It's Not Too Late To Implement The '4-Gift Rule' This Christmas

by Rachel Garlinghouse
A person carrying gifts, implementing the 4-gift rule while walking through a hallway
Klaus Vedfelt/Getty Images

I’m in several social media parent groups, and multiple times a day, a parent (or two, or twelve) posts the same question: What can they get their child for Christmas? They report that either their kids have everything imaginable, or their budget doesn’t allow for big purchases this year. The other issue, brought on by the pandemic, is that hot toys are sold out — everywhere. No matter the reason for the parental quandary, we’re all asking what in the world can we can put under the tree for our kiddo this year.

Thankfully, it’s not too late to make Christmas merry and bright. The four-gift rule is here to rescue parents this holiday season. If you haven’t heard about the four-gift rule, let me fill you in. Grab yourself a cup of cheer and listen up.

The four-gift rule became popular a few years ago. The premise is that each of your kids receives four gifts from you at Christmas. Gift one is something your child wants. You might be thinking, don’t they want everything? My kids, and maybe yours too, have circled almost every item in the Target toy catalog. The first item we should get — if we can find it and our budget allows — is that one thing they have been talking about for months.

Now, there’s a lot parents can’t get their hands on right now due to budget constraints, shipping delays, or product shortages. Prompt your child to tell you several things they want this year. If they’re old enough, explain why you need them to prioritize and give you options. If you will definitely not be getting them a certain item, say the absolutely impossible-to-find Gabby’s Dollhouse, give your child a heads up prior to Christmas morning. Better to break their heart now than on December 25th.

The second item you will be finding is something your child needs. This is every parent’s dream come true, by the way. If your kiddo is only wearing mismatched socks due to losing so many, you’re going to be buying your child new socks in their favorite cozy style. Maybe your child needs a new beanie, a lanyard for their mask, or a budget-friendly pair of headphones.
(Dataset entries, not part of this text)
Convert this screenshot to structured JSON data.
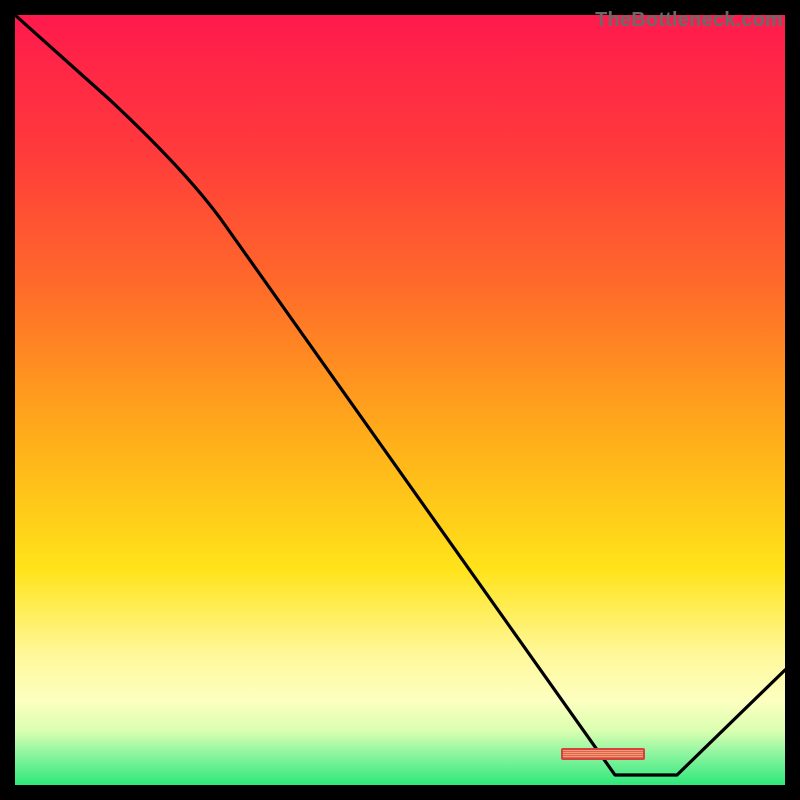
{
  "attribution": "TheBottleneck.com",
  "chart_data": {
    "type": "line",
    "title": "",
    "xlabel": "",
    "ylabel": "",
    "xlim": [
      0,
      100
    ],
    "ylim": [
      0,
      100
    ],
    "x": [
      0,
      25,
      78,
      86,
      100
    ],
    "values": [
      100,
      77,
      1,
      1,
      15
    ],
    "note": "Background is a vertical gradient from red (high y) through orange/yellow to green (low y); a short red/orange horizontal marker sits at the curve minimum near x≈78–86."
  }
}
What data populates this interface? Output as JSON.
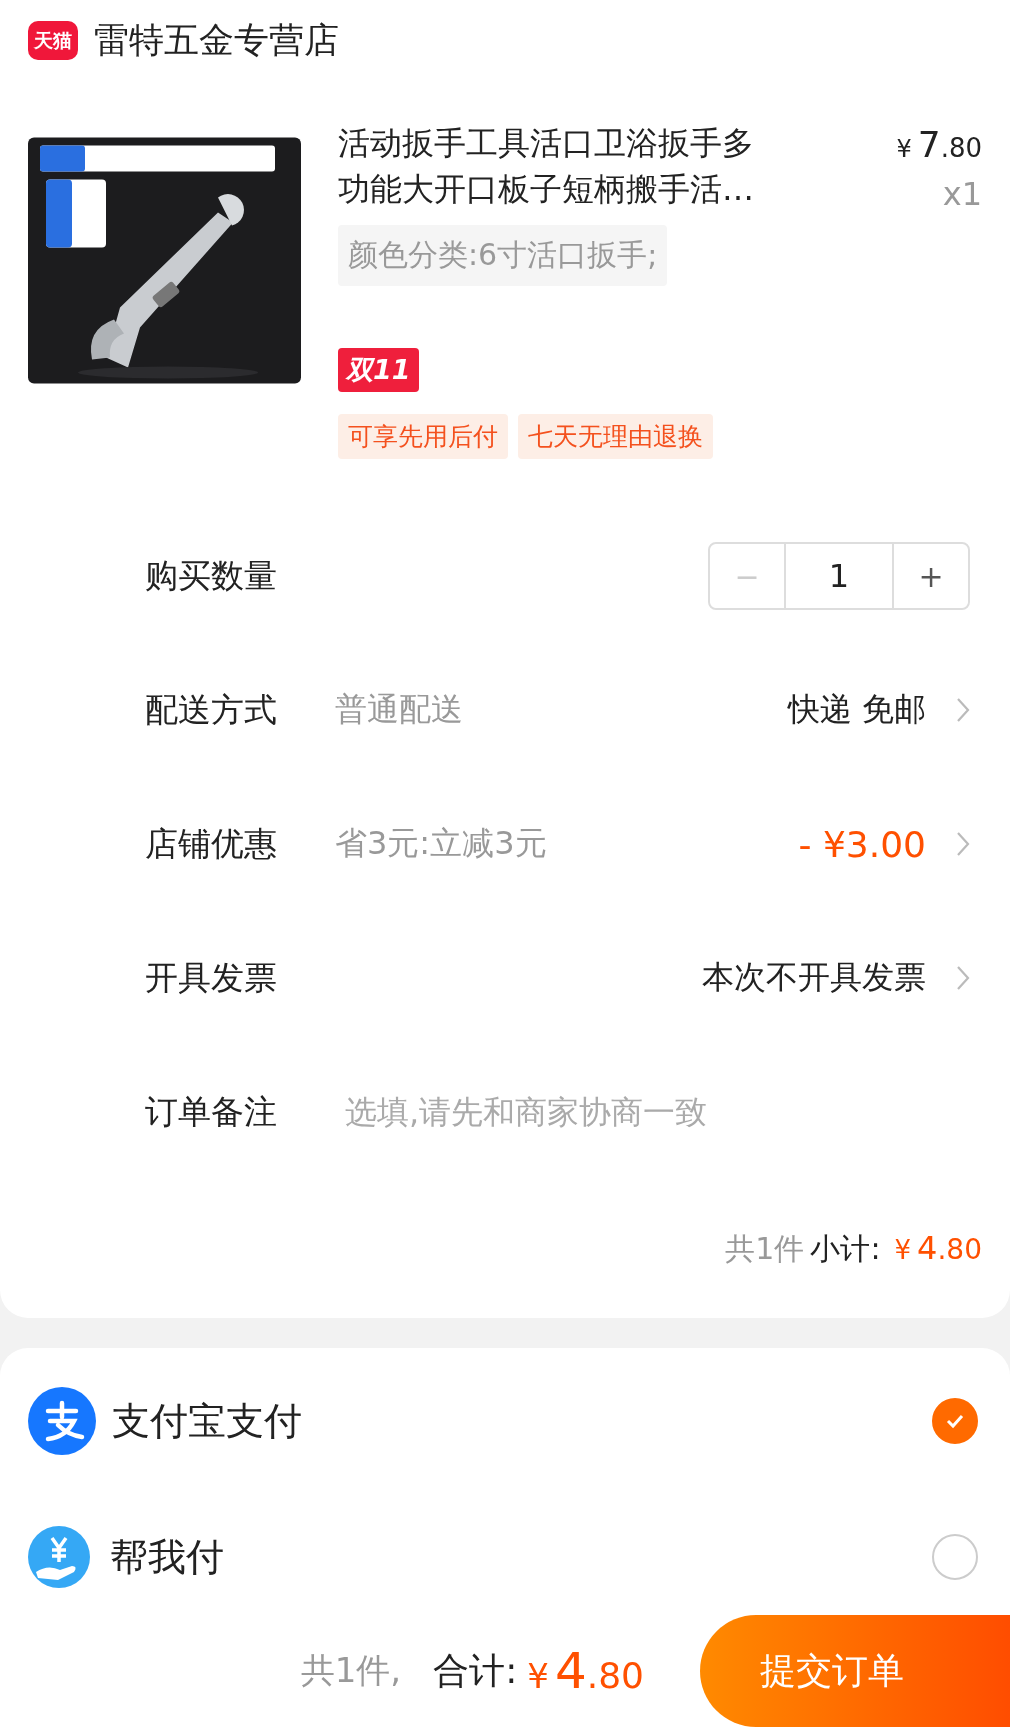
{
  "shop": {
    "badge": "天猫",
    "name": "雷特五金专营店"
  },
  "product": {
    "title": "活动扳手工具活口卫浴扳手多功能大开口板子短柄搬手活…",
    "price": {
      "currency": "¥",
      "whole": "7",
      "fraction": ".80"
    },
    "quantity": "x1",
    "spec": "颜色分类:6寸活口扳手;",
    "promo_badge": "双11",
    "tags": [
      "可享先用后付",
      "七天无理由退换"
    ]
  },
  "rows": [
    {
      "kind": "stepper",
      "label": "购买数量",
      "minus": "−",
      "value": "1",
      "plus": "+",
      "minus_disabled": true
    },
    {
      "kind": "select",
      "label": "配送方式",
      "detail": "普通配送",
      "value": "快递 免邮"
    },
    {
      "kind": "discount",
      "label": "店铺优惠",
      "detail": "省3元:立减3元",
      "value": "- ¥3.00"
    },
    {
      "kind": "select",
      "label": "开具发票",
      "value": "本次不开具发票"
    },
    {
      "kind": "note",
      "label": "订单备注",
      "placeholder": "选填,请先和商家协商一致"
    }
  ],
  "subtotal": {
    "count": "共1件",
    "label": "小计:",
    "currency": "¥",
    "whole": "4",
    "fraction": ".80"
  },
  "payments": [
    {
      "kind": "alipay",
      "label": "支付宝支付",
      "selected": true
    },
    {
      "kind": "helper",
      "label": "帮我付",
      "selected": false
    }
  ],
  "footer": {
    "count": "共1件,",
    "label": "合计:",
    "currency": "¥",
    "whole": "4",
    "fraction": ".80",
    "submit": "提交订单"
  }
}
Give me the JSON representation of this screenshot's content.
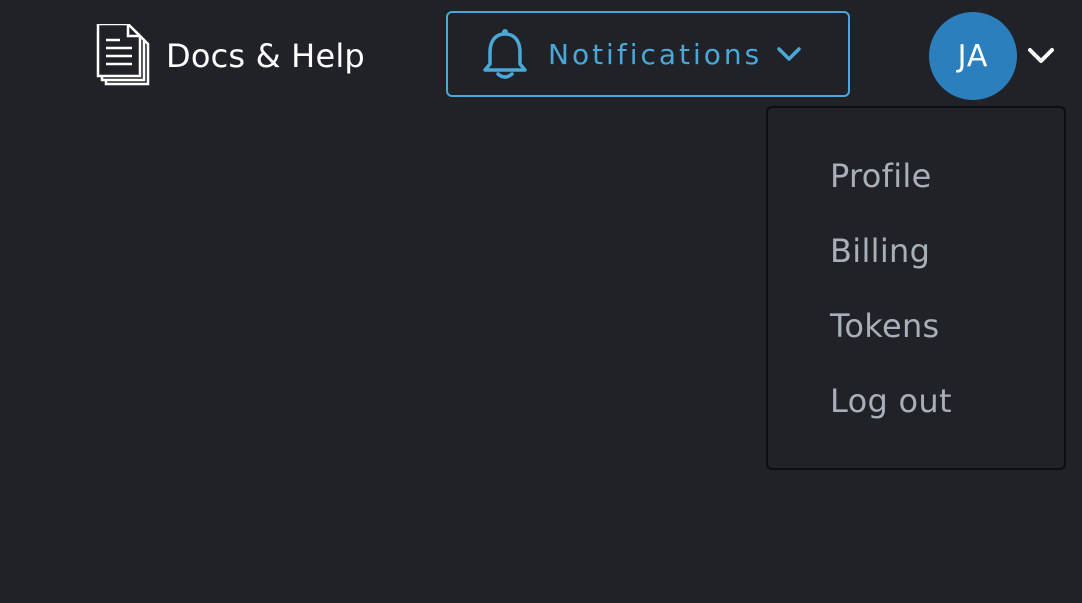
{
  "header": {
    "docs_label": "Docs & Help",
    "docs_icon": "docs-icon",
    "notifications_label": "Notifications",
    "notifications_icon": "bell-icon",
    "avatar_initials": "JA",
    "avatar_color": "#2b7fbd",
    "accent_color": "#4aa8d8"
  },
  "user_menu": {
    "items": [
      {
        "label": "Profile"
      },
      {
        "label": "Billing"
      },
      {
        "label": "Tokens"
      },
      {
        "label": "Log out"
      }
    ]
  }
}
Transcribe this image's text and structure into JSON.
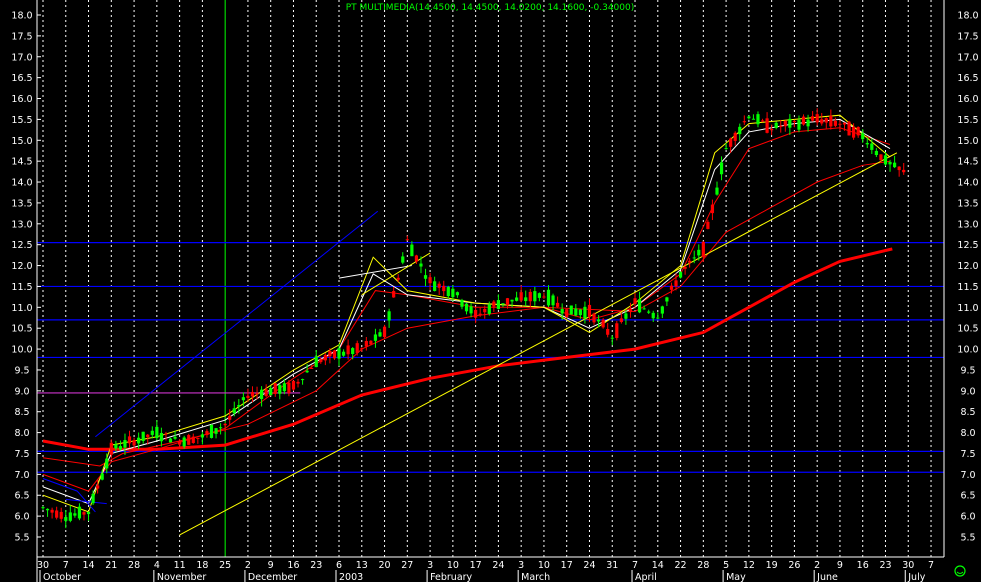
{
  "chart_data": {
    "type": "candlestick",
    "title": "PT MULTIMEDIA(14.4500, 14.4500, 14.0200, 14.1600, -0.34000)",
    "ylim": [
      5.2,
      18.2
    ],
    "y_ticks": [
      "5.5",
      "6.0",
      "6.5",
      "7.0",
      "7.5",
      "8.0",
      "8.5",
      "9.0",
      "9.5",
      "10.0",
      "10.5",
      "11.0",
      "11.5",
      "12.0",
      "12.5",
      "13.0",
      "13.5",
      "14.0",
      "14.5",
      "15.0",
      "15.5",
      "16.0",
      "16.5",
      "17.0",
      "17.5",
      "18.0"
    ],
    "x_day_labels": [
      "30",
      "7",
      "14",
      "21",
      "28",
      "4",
      "11",
      "18",
      "25",
      "2",
      "9",
      "16",
      "23",
      "6",
      "13",
      "20",
      "27",
      "3",
      "10",
      "17",
      "24",
      "3",
      "10",
      "17",
      "24",
      "31",
      "7",
      "14",
      "22",
      "28",
      "5",
      "12",
      "19",
      "26",
      "2",
      "9",
      "16",
      "23",
      "30",
      "7"
    ],
    "x_month_labels": [
      "October",
      "November",
      "December",
      "2003",
      "February",
      "March",
      "April",
      "May",
      "June",
      "July"
    ],
    "price_closes": [
      6.2,
      6.0,
      6.1,
      7.6,
      7.8,
      8.0,
      7.8,
      7.9,
      8.2,
      8.9,
      9.0,
      9.1,
      9.7,
      9.9,
      10.0,
      10.4,
      12.6,
      11.6,
      11.4,
      10.8,
      11.1,
      11.2,
      11.3,
      10.9,
      10.9,
      10.3,
      11.1,
      10.8,
      11.8,
      12.4,
      14.8,
      15.6,
      15.3,
      15.4,
      15.5,
      15.4,
      15.1,
      14.5,
      14.16
    ],
    "horizontal_levels": [
      12.55,
      11.5,
      10.7,
      9.8,
      7.55,
      7.05
    ],
    "magenta_level": 8.95,
    "trendlines": [
      {
        "color": "#ffff00",
        "from": [
          6.0,
          5.55
        ],
        "to": [
          37.5,
          14.7
        ]
      },
      {
        "color": "#0000ff",
        "from": [
          2.3,
          7.9
        ],
        "to": [
          14.7,
          13.3
        ]
      },
      {
        "color": "#0000ff",
        "from": [
          1.0,
          6.4
        ],
        "to": [
          2.8,
          6.3
        ]
      },
      {
        "color": "#ffffff",
        "from": [
          13.0,
          11.7
        ],
        "to": [
          16.2,
          12.0
        ]
      },
      {
        "color": "#ffff00",
        "from": [
          14.0,
          11.3
        ],
        "to": [
          17.0,
          12.3
        ]
      }
    ],
    "moving_averages": [
      {
        "color": "#ff0000",
        "width": 3,
        "points": [
          [
            0,
            7.8
          ],
          [
            2,
            7.6
          ],
          [
            5,
            7.6
          ],
          [
            8,
            7.7
          ],
          [
            11,
            8.2
          ],
          [
            14,
            8.9
          ],
          [
            17,
            9.3
          ],
          [
            20,
            9.6
          ],
          [
            23,
            9.8
          ],
          [
            26,
            10.0
          ],
          [
            29,
            10.4
          ],
          [
            31,
            11.0
          ],
          [
            33,
            11.6
          ],
          [
            35,
            12.1
          ],
          [
            37.3,
            12.4
          ]
        ]
      },
      {
        "color": "#ff0000",
        "width": 1,
        "points": [
          [
            0,
            7.4
          ],
          [
            2.5,
            7.2
          ],
          [
            3.5,
            7.5
          ],
          [
            6,
            7.8
          ],
          [
            9,
            8.2
          ],
          [
            12,
            9.0
          ],
          [
            14,
            10.0
          ],
          [
            16,
            10.5
          ],
          [
            19,
            10.8
          ],
          [
            22,
            11.0
          ],
          [
            26,
            10.9
          ],
          [
            28,
            11.5
          ],
          [
            30,
            12.8
          ],
          [
            32,
            13.4
          ],
          [
            34,
            14.0
          ],
          [
            36,
            14.4
          ],
          [
            37.2,
            14.5
          ]
        ]
      },
      {
        "color": "#ff0000",
        "width": 1,
        "points": [
          [
            0,
            7.0
          ],
          [
            2,
            6.6
          ],
          [
            3,
            7.3
          ],
          [
            5,
            7.6
          ],
          [
            8,
            8.1
          ],
          [
            11,
            9.3
          ],
          [
            13,
            10.0
          ],
          [
            14.6,
            11.4
          ],
          [
            16,
            11.3
          ],
          [
            19,
            11.0
          ],
          [
            22,
            11.0
          ],
          [
            24,
            10.7
          ],
          [
            26,
            11.0
          ],
          [
            28,
            11.8
          ],
          [
            29.5,
            13.5
          ],
          [
            31,
            14.8
          ],
          [
            33,
            15.2
          ],
          [
            35,
            15.3
          ],
          [
            37.2,
            14.9
          ]
        ]
      },
      {
        "color": "#ffffff",
        "width": 1,
        "points": [
          [
            0,
            6.7
          ],
          [
            2,
            6.3
          ],
          [
            3,
            7.5
          ],
          [
            5,
            7.8
          ],
          [
            8,
            8.3
          ],
          [
            11,
            9.4
          ],
          [
            13,
            10.0
          ],
          [
            14.5,
            11.8
          ],
          [
            16,
            11.3
          ],
          [
            19,
            11.1
          ],
          [
            22,
            11.0
          ],
          [
            24,
            10.5
          ],
          [
            26,
            11.0
          ],
          [
            28,
            11.9
          ],
          [
            29.5,
            14.3
          ],
          [
            31,
            15.2
          ],
          [
            33,
            15.4
          ],
          [
            35,
            15.5
          ],
          [
            37.2,
            14.8
          ]
        ]
      },
      {
        "color": "#ffff00",
        "width": 1,
        "points": [
          [
            0,
            6.5
          ],
          [
            2,
            6.1
          ],
          [
            3,
            7.7
          ],
          [
            5,
            7.9
          ],
          [
            8,
            8.4
          ],
          [
            11,
            9.5
          ],
          [
            13,
            10.1
          ],
          [
            14.5,
            12.2
          ],
          [
            16,
            11.4
          ],
          [
            19,
            11.1
          ],
          [
            22,
            11.0
          ],
          [
            24,
            10.4
          ],
          [
            26,
            11.1
          ],
          [
            28,
            12.0
          ],
          [
            29.5,
            14.7
          ],
          [
            31,
            15.4
          ],
          [
            33,
            15.5
          ],
          [
            35,
            15.6
          ],
          [
            37.2,
            14.6
          ]
        ]
      },
      {
        "color": "#0000ff",
        "width": 1,
        "points": [
          [
            0,
            6.9
          ],
          [
            1.5,
            6.6
          ],
          [
            2.3,
            6.1
          ]
        ]
      }
    ]
  },
  "status_icon": "smiley-icon",
  "colors": {
    "background": "#000000",
    "grid_vertical": "#ffffff",
    "grid_current": "#00ff00",
    "level_lines": "#0000ff",
    "up_candle": "#00ff00",
    "down_candle": "#ff0000",
    "axis_text": "#ffffff",
    "title_text": "#00ff00"
  }
}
Whatever the item is, keep in mind what their preferences are.

Next up is something your child wears—and we’re not talking about learning to knit a hideous, itchy sweater (ahem, Great Aunt Judy). Maybe your child could use a new pair of pajamas, or a hoodie for school. The nice thing about the “wear” item is that we know our child will use it. You can get as creative as you want. Maybe it’s a new pair of basketball shoes, or it could be as simple as tech-friendly gloves.

Finally, the last item in the four-gift rule is something to read. Think outside the box on this one. Options include a magazine subscription, a comic book, or a “coffee table” book of art or luxury cars. “Something to read” isn’t limited to a chapter or picture book—though those are both really great, too. Many bookstores have a bargain section where you can find interesting books for reduced prices, or hit up a used book store.

The beauty of the four-gift rule is that not only is it budget-friendly, meaning it helps limit how much you fork over, but it also promotes equity among the kids. How many times have we worried about Christmas morning being unfair? When the gifts are limited to just four — and in the same categories — there’s not as much to worry or complain about.

If you can keep the four gifts for each child around the same budget, even better. However, this isn’t always necessary. Older kids tend to want more expensive items. You can balance that with younger kids who have little to no concept of how much something costs — and you can drop less dough on their gifts.

Maybe you can afford to buy your kids a stack of gifts, but you just don’t want to. My kids get tons of gifts from their grandparents, cousins, and their aunts and uncles already. We certainly don’t feel like our kids are missing out when we stick to the four-gift rule. In the case of the holidays, sometimes less really is more. A few carefully selected gifts can be more meaningful than a mountain of “meh” gifts — no matter how much was spent on them.

If buying for your partner is too overwhelming, guess what? Yes, the four-gift rule can save the day. If your partner is working from home, house slippers and some flavored coffee, plus a book and something they need, might just be the way to go. (I don’t know about you, but we can’t ever have too much coffee.) As adults, we can get pretty pumped about a new phone charger.

Don’t forget about those holiday stockings, either. That’s where families can really blow their holiday budgets. We tell ourselves we’re just buying “a few more” stocking stuffers, but that can add up — fast. You can apply the four-gift rule to stockings. A graphic tee (something to wear) can be rolled up and placed in the stocking. You can replace the something to read with something to eat — that is, a favorite snack or king-size candy bar.

The worst part of the post-holiday blues is the long, winter days and the credit card bill that arrives in January. By applying the four-gift rule to our family holiday gift buying, we can drastically cut down on the excess spending (and stuff). With Christmas just a mere two weeks away, the four-gift rule will save you time—leaving you with some precious minutes to binge Netflix while you wrap.